What happened
Film critics gave Sunday’s Oscars ceremony mixed reviews after producers filled the show with clips from old films and made limited use of host Jon Stewart because they had only a few weeks to put together the show after the settlement of the writers’ strike. (The New York Times, free registration)

What the commentators said
Stewart’s opening monologue set the tone nicely, said Paul Brownfield in the Los Angeles Times (free registration). The comedian called “the evening "makeup sex" after months of recrimination and stalemate between the studios and the scribes.” He noted that the prospect of canceling the Oscars reportedly sped up a settlement, and deadpanned: "So if we could, before we spend the next four to five hours giving each other golden statues, let's take a moment to congratulate ourselves."

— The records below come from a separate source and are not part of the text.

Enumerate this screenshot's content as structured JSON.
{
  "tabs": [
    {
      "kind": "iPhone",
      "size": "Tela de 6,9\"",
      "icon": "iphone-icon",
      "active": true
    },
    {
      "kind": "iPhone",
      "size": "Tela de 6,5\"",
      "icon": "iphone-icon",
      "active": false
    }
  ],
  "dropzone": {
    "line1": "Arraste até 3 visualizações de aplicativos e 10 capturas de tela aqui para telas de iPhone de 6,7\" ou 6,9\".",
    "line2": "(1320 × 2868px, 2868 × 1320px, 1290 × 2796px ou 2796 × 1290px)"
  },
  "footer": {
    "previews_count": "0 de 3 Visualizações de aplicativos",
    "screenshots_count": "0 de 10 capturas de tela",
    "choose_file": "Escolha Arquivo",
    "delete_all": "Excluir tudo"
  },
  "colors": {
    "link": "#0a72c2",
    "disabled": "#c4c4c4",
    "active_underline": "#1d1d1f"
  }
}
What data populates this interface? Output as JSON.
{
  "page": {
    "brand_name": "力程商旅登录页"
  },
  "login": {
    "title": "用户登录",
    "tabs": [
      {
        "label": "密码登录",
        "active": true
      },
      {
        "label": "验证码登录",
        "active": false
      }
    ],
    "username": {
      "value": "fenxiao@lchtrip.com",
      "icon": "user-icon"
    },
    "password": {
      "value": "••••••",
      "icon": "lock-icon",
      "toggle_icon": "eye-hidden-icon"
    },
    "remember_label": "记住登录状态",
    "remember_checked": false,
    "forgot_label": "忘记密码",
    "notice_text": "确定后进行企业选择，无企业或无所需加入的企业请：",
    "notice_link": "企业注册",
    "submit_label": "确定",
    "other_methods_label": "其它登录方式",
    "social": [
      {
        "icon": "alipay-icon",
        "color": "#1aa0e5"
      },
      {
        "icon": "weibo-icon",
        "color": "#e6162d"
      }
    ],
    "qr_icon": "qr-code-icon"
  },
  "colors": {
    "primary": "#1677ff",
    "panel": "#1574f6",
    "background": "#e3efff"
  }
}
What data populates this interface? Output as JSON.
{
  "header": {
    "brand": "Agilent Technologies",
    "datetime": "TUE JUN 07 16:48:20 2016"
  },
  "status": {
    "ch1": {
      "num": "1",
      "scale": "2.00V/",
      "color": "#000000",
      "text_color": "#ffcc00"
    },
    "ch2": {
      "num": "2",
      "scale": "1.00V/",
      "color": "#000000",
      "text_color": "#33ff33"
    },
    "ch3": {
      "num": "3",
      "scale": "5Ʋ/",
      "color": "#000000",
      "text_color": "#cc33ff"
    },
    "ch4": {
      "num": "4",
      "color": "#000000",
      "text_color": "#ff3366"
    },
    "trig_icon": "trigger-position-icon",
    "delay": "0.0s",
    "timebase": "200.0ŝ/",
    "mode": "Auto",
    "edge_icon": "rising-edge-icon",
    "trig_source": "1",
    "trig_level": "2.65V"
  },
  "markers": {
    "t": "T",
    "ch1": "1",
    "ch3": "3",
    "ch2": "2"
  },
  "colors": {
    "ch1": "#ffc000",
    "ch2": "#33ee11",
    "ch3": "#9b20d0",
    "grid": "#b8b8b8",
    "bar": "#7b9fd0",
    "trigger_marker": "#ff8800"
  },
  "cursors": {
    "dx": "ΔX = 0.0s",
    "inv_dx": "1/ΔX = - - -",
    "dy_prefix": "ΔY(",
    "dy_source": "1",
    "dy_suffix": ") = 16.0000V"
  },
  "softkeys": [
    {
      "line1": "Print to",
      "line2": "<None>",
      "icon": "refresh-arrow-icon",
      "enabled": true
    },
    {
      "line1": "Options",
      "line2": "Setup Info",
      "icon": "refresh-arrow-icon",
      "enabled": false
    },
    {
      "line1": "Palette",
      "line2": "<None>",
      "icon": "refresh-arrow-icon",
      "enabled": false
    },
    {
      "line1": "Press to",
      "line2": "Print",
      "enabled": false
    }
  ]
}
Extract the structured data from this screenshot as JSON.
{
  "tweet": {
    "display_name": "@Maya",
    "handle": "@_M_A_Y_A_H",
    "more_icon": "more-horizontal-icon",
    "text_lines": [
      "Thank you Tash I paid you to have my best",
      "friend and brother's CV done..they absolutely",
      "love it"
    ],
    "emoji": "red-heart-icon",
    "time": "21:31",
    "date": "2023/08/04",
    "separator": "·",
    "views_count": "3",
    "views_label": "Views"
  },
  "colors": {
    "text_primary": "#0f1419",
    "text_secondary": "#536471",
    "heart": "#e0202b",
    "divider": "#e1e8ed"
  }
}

For what? said Robert Bianco in USA Today. “Oscar has been less than scintillating before, but has it ever felt like more of a padded bore than it did Sunday night?” The nominees were largely uninspiring. And, because the show was slapped together without time for writers to work their usual magic, the audience was left watching mostly filler with Stewart lurking around “as an amusing but underemployed bystander.”

For that, said Michelle Solomon in NBC10.com, maybe we should be grateful. Stewart’s 10-minute open “didn't stray too far from his 2006 monologue or from his Daily Show mentality.” And in this election year, the worst moments were his flat political jokes. He got a few boos for his joke about how Hillary Clinton found actress Julie Christie’s portrayal of a woman who forgets her husband to be the “feel-good movie of the year.” And if a bizarrely complicated joke about Barack Obama that ended with the phrase “Gaydolf Titler” was the best he could do, maybe next year the Academy should invite Stephen Colbert to be host.

What a "disappointment," said James Poniewozik in Time.com's Tuned In blog. The first time Stewart hosted the show, in 2006, he made fun of "the conventions of the awards show itself, making him an ally of the TV audience rather than a sycophant to the stars." In his second try "he was just an Oscar host--sometimes a funny one, but a pretty conventional one, whose routine was loaded up with kiss-up softballs about how hot Colin Farrell is, what range Cate Blanchett has and what a tomcat Jack Nicholson is."